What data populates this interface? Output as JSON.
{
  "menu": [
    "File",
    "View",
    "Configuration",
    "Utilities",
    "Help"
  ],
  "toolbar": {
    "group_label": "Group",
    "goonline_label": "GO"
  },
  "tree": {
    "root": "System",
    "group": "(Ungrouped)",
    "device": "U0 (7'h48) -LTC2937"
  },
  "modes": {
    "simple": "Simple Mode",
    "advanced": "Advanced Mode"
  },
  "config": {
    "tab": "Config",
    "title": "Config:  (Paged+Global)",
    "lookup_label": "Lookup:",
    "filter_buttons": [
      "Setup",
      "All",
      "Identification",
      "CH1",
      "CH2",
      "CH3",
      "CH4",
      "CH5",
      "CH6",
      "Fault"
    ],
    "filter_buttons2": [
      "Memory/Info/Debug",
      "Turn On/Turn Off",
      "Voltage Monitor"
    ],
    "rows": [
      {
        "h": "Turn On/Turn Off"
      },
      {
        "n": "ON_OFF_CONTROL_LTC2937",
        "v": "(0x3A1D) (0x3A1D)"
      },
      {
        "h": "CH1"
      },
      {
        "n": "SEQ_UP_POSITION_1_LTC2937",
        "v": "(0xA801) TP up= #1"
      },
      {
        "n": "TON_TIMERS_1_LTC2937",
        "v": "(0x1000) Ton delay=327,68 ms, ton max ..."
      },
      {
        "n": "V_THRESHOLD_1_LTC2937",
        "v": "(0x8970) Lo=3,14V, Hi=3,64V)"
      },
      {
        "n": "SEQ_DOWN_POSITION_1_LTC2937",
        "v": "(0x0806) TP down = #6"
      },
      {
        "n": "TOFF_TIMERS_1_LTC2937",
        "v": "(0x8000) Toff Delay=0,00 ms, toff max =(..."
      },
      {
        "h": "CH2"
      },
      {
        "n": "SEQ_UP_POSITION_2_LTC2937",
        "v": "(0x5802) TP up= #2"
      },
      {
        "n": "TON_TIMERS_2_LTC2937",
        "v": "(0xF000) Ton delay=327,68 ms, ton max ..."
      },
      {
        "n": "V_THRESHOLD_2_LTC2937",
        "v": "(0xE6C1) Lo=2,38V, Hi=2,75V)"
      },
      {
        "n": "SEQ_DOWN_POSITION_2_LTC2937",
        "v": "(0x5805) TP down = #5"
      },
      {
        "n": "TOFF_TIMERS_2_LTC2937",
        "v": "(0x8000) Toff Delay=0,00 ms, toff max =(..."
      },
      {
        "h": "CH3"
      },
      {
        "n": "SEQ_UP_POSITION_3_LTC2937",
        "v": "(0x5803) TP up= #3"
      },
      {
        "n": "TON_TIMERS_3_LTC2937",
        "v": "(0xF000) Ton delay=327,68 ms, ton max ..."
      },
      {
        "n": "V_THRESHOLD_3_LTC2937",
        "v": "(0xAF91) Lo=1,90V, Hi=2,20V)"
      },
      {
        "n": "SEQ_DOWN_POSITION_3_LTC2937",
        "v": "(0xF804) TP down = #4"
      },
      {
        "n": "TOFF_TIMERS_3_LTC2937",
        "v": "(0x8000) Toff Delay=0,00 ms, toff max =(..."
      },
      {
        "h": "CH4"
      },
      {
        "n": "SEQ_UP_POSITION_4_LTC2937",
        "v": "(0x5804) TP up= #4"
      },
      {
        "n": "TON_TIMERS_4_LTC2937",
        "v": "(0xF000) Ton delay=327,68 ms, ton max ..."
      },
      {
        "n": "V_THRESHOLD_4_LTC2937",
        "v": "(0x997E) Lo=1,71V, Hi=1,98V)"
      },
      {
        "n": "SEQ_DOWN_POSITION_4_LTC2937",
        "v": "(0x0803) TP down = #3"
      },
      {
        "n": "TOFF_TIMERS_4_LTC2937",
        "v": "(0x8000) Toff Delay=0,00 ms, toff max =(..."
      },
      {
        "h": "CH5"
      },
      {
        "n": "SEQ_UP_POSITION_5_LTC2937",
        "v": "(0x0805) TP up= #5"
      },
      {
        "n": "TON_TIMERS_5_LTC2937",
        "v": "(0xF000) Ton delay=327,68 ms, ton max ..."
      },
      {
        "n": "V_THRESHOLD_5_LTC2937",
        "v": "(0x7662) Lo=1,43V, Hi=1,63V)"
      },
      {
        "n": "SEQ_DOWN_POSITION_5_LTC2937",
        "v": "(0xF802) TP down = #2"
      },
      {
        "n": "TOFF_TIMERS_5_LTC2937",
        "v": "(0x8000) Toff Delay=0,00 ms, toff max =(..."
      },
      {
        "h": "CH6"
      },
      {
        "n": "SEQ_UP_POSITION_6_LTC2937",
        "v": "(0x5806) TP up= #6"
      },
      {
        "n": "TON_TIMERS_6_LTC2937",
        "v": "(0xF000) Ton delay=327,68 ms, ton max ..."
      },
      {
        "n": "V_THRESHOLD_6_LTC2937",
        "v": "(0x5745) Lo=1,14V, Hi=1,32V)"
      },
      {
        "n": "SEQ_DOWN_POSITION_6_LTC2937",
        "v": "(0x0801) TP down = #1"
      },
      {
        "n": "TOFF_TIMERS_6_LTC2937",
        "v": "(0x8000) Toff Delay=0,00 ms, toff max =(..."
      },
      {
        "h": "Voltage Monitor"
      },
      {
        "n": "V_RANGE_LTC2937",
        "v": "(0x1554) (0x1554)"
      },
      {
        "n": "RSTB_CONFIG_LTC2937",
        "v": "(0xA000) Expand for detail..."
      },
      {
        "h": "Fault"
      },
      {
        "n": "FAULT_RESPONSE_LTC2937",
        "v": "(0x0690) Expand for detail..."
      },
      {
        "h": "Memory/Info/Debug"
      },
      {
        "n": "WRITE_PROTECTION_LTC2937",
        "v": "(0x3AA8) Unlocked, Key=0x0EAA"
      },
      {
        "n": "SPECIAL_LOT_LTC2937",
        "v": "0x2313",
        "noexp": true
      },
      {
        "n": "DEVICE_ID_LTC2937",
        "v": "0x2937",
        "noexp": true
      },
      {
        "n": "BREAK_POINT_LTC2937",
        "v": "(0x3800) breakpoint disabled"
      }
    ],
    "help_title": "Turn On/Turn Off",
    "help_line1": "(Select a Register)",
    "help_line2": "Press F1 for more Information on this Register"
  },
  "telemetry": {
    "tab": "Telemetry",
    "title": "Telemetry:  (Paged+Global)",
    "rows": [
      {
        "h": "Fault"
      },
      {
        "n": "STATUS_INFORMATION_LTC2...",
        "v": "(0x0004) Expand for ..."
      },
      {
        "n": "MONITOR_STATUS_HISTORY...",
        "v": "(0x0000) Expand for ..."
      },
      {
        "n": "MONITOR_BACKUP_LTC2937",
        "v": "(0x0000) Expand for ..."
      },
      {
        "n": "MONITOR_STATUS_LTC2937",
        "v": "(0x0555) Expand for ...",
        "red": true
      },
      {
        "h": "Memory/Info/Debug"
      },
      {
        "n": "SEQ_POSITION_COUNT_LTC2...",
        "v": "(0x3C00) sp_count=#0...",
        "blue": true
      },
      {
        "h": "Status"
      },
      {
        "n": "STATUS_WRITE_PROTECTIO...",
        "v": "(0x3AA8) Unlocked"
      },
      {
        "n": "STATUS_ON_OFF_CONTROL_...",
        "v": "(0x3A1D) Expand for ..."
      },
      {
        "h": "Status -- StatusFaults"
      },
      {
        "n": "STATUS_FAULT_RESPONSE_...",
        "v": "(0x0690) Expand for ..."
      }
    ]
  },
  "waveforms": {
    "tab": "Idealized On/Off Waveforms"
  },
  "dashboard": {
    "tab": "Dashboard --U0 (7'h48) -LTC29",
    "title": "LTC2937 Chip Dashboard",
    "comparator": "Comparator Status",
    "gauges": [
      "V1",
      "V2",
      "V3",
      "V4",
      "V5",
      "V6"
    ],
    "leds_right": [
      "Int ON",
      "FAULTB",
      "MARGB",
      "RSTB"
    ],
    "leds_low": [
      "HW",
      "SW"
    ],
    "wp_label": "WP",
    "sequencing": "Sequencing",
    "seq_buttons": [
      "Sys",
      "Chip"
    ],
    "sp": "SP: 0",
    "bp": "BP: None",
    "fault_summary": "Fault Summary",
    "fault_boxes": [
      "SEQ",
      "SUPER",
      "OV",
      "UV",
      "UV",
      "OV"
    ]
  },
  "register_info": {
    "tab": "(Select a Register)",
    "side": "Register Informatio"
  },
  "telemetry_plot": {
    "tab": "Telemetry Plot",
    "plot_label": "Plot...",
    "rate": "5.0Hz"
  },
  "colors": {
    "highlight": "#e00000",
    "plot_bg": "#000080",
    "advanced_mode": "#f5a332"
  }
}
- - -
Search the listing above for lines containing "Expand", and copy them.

        "v": "(0xA000) Expand for detail..."
        "v": "(0x0690) Expand for detail..."
        "v": "(0x0004) Expand for ..."
        "v": "(0x0000) Expand for ..."
        "v": "(0x0000) Expand for ..."
        "v": "(0x0555) Expand for ...",
        "v": "(0x3A1D) Expand for ..."
        "v": "(0x0690) Expand for ..."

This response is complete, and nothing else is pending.